Redford’s Quiz Show, which for tighter drama compresses the three-year time span during which the scandal played out, features a roster of wonderful performances, including Paul Scofield (whom I thought was robbed of a Best Supporting Oscar) as Mark Van Doren, Charles’s father; David Paymer as Dan Enright, producer of “Twenty One;” and perhaps most memorably, Martin Scorsese, as the corporate head of “Twenty-One”‘s sponsor. His appearance reminds me of Anna Deveare Smith’s role in Philadelphia—a welcome respite from some rather grim proceedings. You can sense his delight throughout his big scene as he squares off against Rob Morrow’s Richard Goodwin:
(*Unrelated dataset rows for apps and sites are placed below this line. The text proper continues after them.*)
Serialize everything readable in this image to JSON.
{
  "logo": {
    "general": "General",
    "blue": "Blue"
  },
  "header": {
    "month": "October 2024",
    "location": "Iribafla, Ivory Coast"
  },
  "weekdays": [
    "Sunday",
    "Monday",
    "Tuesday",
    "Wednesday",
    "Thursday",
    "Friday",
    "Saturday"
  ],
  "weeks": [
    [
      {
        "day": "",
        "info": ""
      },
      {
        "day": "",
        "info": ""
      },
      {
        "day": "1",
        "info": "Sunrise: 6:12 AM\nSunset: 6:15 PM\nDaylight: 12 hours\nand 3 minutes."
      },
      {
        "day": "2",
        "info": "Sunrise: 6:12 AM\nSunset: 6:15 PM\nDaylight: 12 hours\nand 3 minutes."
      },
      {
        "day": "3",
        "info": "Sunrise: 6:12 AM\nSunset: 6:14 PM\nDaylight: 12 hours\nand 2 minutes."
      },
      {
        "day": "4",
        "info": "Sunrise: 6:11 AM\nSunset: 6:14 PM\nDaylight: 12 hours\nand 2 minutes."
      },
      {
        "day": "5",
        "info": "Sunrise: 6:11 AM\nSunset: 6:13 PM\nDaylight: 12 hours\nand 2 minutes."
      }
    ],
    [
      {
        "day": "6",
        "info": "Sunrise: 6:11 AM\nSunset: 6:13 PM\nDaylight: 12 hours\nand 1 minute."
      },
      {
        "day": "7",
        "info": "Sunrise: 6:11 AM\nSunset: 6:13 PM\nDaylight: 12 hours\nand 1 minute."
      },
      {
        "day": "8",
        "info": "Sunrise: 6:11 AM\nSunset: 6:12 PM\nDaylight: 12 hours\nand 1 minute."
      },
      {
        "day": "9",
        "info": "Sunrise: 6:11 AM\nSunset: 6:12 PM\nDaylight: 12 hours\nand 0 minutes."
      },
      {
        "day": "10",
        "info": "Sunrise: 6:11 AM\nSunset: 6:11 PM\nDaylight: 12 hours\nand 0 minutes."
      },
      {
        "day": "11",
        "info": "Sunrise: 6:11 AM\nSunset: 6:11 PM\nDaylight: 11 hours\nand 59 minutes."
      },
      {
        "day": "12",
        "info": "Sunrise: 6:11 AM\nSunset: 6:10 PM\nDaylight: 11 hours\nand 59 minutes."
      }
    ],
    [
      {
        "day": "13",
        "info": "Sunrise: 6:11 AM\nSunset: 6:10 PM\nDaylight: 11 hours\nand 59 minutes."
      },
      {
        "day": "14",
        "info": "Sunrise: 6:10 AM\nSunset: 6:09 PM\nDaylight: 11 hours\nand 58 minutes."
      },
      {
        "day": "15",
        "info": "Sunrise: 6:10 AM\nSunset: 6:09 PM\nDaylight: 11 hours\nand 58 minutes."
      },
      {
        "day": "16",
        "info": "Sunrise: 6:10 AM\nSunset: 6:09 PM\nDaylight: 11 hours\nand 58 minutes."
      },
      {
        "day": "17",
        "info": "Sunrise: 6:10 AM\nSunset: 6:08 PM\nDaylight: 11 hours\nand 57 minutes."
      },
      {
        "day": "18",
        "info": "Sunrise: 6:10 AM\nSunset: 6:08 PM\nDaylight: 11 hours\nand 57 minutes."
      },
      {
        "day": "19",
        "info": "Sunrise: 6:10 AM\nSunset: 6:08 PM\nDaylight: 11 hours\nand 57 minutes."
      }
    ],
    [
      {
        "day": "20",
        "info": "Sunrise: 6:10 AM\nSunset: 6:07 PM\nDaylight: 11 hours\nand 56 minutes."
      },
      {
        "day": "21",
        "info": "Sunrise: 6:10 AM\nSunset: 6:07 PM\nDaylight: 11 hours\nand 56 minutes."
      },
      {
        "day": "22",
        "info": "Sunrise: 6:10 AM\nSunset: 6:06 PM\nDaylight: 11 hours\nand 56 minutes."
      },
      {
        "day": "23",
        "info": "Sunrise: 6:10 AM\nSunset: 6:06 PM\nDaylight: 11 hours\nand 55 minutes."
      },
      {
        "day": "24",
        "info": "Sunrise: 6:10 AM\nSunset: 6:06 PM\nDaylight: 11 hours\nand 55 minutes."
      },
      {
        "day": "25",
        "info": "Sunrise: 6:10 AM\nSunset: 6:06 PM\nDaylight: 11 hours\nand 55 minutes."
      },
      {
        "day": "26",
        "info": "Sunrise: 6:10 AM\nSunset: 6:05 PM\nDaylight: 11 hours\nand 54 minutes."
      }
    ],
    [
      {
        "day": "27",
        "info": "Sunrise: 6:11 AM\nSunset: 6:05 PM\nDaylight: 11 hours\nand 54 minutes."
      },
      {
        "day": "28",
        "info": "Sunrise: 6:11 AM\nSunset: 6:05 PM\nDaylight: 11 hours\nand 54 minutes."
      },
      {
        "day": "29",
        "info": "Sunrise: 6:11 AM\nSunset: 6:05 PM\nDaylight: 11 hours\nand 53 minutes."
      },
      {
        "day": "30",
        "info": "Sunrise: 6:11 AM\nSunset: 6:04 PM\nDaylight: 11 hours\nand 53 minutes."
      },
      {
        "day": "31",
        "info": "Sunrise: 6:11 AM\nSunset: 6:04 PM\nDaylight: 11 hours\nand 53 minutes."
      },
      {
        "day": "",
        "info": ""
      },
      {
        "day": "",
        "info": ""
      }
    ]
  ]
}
While Herbert Stempel talked and talked—and talked—from the time he first tipped off television critic Jack O’Brien in 1958 that all had not been well in “Twenty-One”-land, Charles Van Doren kept his silence for over 50 years, until his account appeared in “The New Yorker.” It’s the flip side of Stone’s book, and in fact, Van Doren describes his frightening encounter with the Assistant D.A. in the article. In the final analysis you may be of two minds, as I was. On the one hand, you feel for him—he became involved in something despite his better judgment (as well as the advice of his future wife) and appears to have been pained by the entire experience even before the rigging scandal broke. Who does not share that elemental fear of being found out—“They’ll know I’m not smart”? But covering up by lying to a grand jury is something altogether different, and this is the aspect of the story that remains the most elusive, not only as to Van Doren but with respect to the others who did so. Perhaps they themselves will never know why.